So you see, Nick, I tried. I tried with every fiber of my being to keep your memory safe, free from greed and wanna be celebrities. I spoke to Les Williams, he told me that you wouldn’t have wanted all this attention which is the reason I stopped researching your history. I should have stood tall.
I would have but then a news story hit the air waves at six o’clock sharp. “Black Surfer Controversy” once again, your memory was tarnished by greed. Tony Corley had given an interview saying that I had gone around him and got the plaque. Dedon Kamathi, the BSA president at the time, tried to quell the drama, but it was too late.
I had just invited the BSA to join me for a “Jena 6” march in Hollywood. The next day, my company, Inkwell Surf marched on Sunset Boulevard. The following day was February 7, 2008, the day the plaque was dedicated. Not one person that had given grief to me about the plaque bothered to attend your dedication.
Which brings me to the heart of my apology. Perhaps if maybe I didn’t get on that airplane and run from people that hurt me, I would have been better prepared for yesterday. I have been asked a million times to help on projects about you and sit in for this movie or that article. I have always turned it down because I felt that the mission had not being accomplished, one. There are no black surfers in pro surfing.
Two, that not enough black surf history has been recorded to feel comfortable enough to produce movies and documentary films about black surfers without someone feeling slighted as they do now. I hate to mention this because I know that you are trying to rest but, last night was so horrible for me it was insane. It was so bad I had to get up and walk out of the theater. It was nothing that I imagined it would be.
I sat watching a beautiful memory get slaughtered by the 99% who didn’t even dare bother to introduce a shiny, new, black surfer, sponsored by NIKE. That would have been worth the drive down to Los Angeles, but that wasn’t the case and I am so sorry. I knew if you were sold on the block that the organization behind it would be them. I heard someone from NIKE brag that it took them four months to accomplish the evening, but it took 7 years away from my life trying to protect your legacy.
Right after the plaque dedication, I walked down to the beach while everyone was hamming for the cameras, thanked you and the patrons before me for being strong. I am grateful for all you have given me on this journey.

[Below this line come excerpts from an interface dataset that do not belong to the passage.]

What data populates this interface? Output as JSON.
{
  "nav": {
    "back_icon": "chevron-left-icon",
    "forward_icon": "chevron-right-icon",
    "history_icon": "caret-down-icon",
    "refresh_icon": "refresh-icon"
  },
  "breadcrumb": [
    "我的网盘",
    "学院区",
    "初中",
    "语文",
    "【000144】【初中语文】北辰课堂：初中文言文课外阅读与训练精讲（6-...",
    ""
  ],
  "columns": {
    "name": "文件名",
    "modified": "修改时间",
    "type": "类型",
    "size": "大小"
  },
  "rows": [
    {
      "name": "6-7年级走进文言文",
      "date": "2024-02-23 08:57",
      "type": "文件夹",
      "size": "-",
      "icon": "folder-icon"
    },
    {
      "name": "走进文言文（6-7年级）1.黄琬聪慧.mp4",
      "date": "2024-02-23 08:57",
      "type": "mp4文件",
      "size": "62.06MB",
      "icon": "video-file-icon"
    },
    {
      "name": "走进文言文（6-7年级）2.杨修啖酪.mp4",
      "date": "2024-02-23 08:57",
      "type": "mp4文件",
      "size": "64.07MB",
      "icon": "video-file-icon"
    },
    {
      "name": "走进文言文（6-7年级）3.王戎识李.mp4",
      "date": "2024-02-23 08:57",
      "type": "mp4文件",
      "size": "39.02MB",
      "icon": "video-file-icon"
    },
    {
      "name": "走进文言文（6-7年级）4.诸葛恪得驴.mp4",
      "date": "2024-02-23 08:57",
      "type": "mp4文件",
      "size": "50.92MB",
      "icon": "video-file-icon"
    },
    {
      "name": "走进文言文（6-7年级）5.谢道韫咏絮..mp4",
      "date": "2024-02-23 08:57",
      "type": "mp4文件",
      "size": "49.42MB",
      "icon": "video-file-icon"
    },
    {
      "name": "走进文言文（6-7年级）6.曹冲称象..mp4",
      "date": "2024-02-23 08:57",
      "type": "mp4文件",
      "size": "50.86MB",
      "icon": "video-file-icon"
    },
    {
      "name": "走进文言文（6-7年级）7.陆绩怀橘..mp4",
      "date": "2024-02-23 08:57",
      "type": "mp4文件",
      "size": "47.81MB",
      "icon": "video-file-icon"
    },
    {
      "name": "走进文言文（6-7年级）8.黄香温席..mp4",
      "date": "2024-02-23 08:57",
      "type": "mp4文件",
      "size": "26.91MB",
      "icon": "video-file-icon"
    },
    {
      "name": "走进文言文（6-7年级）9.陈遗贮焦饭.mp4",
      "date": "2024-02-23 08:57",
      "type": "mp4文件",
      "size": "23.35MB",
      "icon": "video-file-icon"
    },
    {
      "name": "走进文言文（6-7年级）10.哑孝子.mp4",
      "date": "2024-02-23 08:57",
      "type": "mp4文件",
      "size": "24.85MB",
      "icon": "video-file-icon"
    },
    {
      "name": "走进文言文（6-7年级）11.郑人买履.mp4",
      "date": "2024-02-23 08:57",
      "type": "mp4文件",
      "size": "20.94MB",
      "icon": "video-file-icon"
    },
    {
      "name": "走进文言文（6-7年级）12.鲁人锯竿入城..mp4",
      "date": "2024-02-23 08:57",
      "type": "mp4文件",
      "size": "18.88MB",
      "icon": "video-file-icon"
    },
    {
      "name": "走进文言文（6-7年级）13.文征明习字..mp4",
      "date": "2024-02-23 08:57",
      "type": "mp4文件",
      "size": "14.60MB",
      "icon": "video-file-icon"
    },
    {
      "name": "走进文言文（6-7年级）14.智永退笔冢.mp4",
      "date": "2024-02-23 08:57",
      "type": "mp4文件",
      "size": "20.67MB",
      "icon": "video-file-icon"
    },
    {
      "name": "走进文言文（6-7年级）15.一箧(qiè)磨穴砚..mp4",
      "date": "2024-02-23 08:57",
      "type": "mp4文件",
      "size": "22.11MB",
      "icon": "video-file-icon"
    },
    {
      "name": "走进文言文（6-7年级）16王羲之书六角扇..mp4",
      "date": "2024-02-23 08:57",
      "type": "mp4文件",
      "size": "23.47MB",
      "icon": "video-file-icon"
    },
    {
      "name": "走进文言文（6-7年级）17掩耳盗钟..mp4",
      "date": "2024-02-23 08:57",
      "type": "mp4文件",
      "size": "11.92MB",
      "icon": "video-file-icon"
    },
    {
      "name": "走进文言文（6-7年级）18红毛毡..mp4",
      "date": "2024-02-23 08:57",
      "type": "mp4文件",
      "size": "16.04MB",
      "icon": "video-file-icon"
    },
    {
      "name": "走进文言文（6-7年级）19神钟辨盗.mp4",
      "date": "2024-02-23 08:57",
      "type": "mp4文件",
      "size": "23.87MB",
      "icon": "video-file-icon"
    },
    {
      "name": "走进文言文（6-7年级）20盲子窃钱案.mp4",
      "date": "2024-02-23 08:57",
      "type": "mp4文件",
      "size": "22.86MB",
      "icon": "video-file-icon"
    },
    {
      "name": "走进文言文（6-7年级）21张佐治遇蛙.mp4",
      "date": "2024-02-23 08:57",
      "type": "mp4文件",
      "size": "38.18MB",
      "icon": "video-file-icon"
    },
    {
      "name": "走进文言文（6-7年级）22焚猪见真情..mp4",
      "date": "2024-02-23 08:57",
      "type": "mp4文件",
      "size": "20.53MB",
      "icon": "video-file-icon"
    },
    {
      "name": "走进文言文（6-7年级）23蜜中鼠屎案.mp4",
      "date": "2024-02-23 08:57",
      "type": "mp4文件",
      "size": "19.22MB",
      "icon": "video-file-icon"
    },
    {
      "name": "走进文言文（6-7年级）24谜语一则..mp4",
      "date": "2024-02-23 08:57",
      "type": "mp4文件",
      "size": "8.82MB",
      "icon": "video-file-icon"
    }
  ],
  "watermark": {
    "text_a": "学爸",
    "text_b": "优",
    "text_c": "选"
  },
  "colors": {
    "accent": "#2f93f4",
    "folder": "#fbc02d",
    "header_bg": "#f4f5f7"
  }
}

I promise I will get back to work doing what I love most, surfing.
Rhonda R. Harper
P.S. I can’t apologize for the sell out, things happen but I can assure you I will fight for black surfers in the future no matter what